24:14 And now, I am about to go 1 back to my own people. Come now, and I will advise you as to what this people will do to your people in the future.” 2
“The oracle of Balaam son of Beor;
the oracle of the man whose eyes are open;
24:16 the oracle of the one who hears the words of God,
and who knows the knowledge of the Most High,
who sees a vision from the Almighty,
although falling flat on the ground with eyes open:
24:17 ‘I see him, but not now;
I behold him, but not close at hand. 4
and a scepter 7 will rise out of Israel.
He will crush the skulls 8 of Moab,

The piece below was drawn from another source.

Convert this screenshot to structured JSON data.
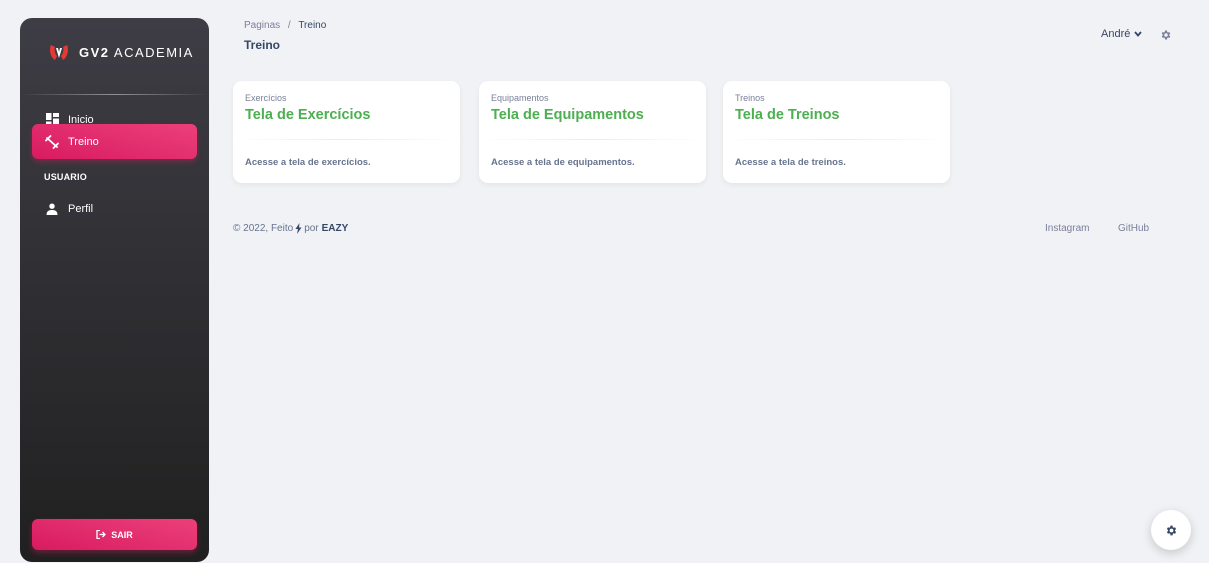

1 tn The construction is the particle הִנֵּה (hinneh) suffixed followed by the active participle. This is the futur instans use of the participle, to express something that is about to happen: “I am about to go.”
2 tn Heb “in the latter days.” For more on this expression, see E. Lipinski, “באחרית הימים dans les textes préexiliques,” VT 20 (1970): 445-50.
3 tn Heb “and he took up his oracle and said.”
4 tn Heb “near.”
5 sn This is a figure for a king (see also Isa 14:12) not only in the Bible but in the ancient Near Eastern literature as a whole. The immediate reference of the prophecy seems to be to David, but the eschatological theme goes beyond him. There is to be a connection made between this passage and the sighting of a star in its ascendancy by the magi, who then traveled to Bethlehem to see the one born King of the Jews (Matt 2:2). The expression “son of a star” (Aram Bar Kochba) became a title for a later claimant to kingship, but he was doomed by the Romans in
6 tn The verb is the perfect tense with vav (ו) consecutive; it is equal to the imperfect expressing the future. The verb דָּרַךְ (darakh), related to the noun “way, road,” seems to mean something like tread on, walk, march.”
7 sn The “scepter” is metonymical for a king who will rise to power. NEB strangely rendered this as “comet” to make a parallel with “star.”
8 tn The word is literally “corners,” but may refer to the corners of the head, and so “skull.”
10 sn The prophecy begins to be fulfilled when David defeated Moab and Edom and established an empire including them. But the Messianic promise extends far beyond that to the end of the age and the inclusion of these defeated people in the program of the coming King.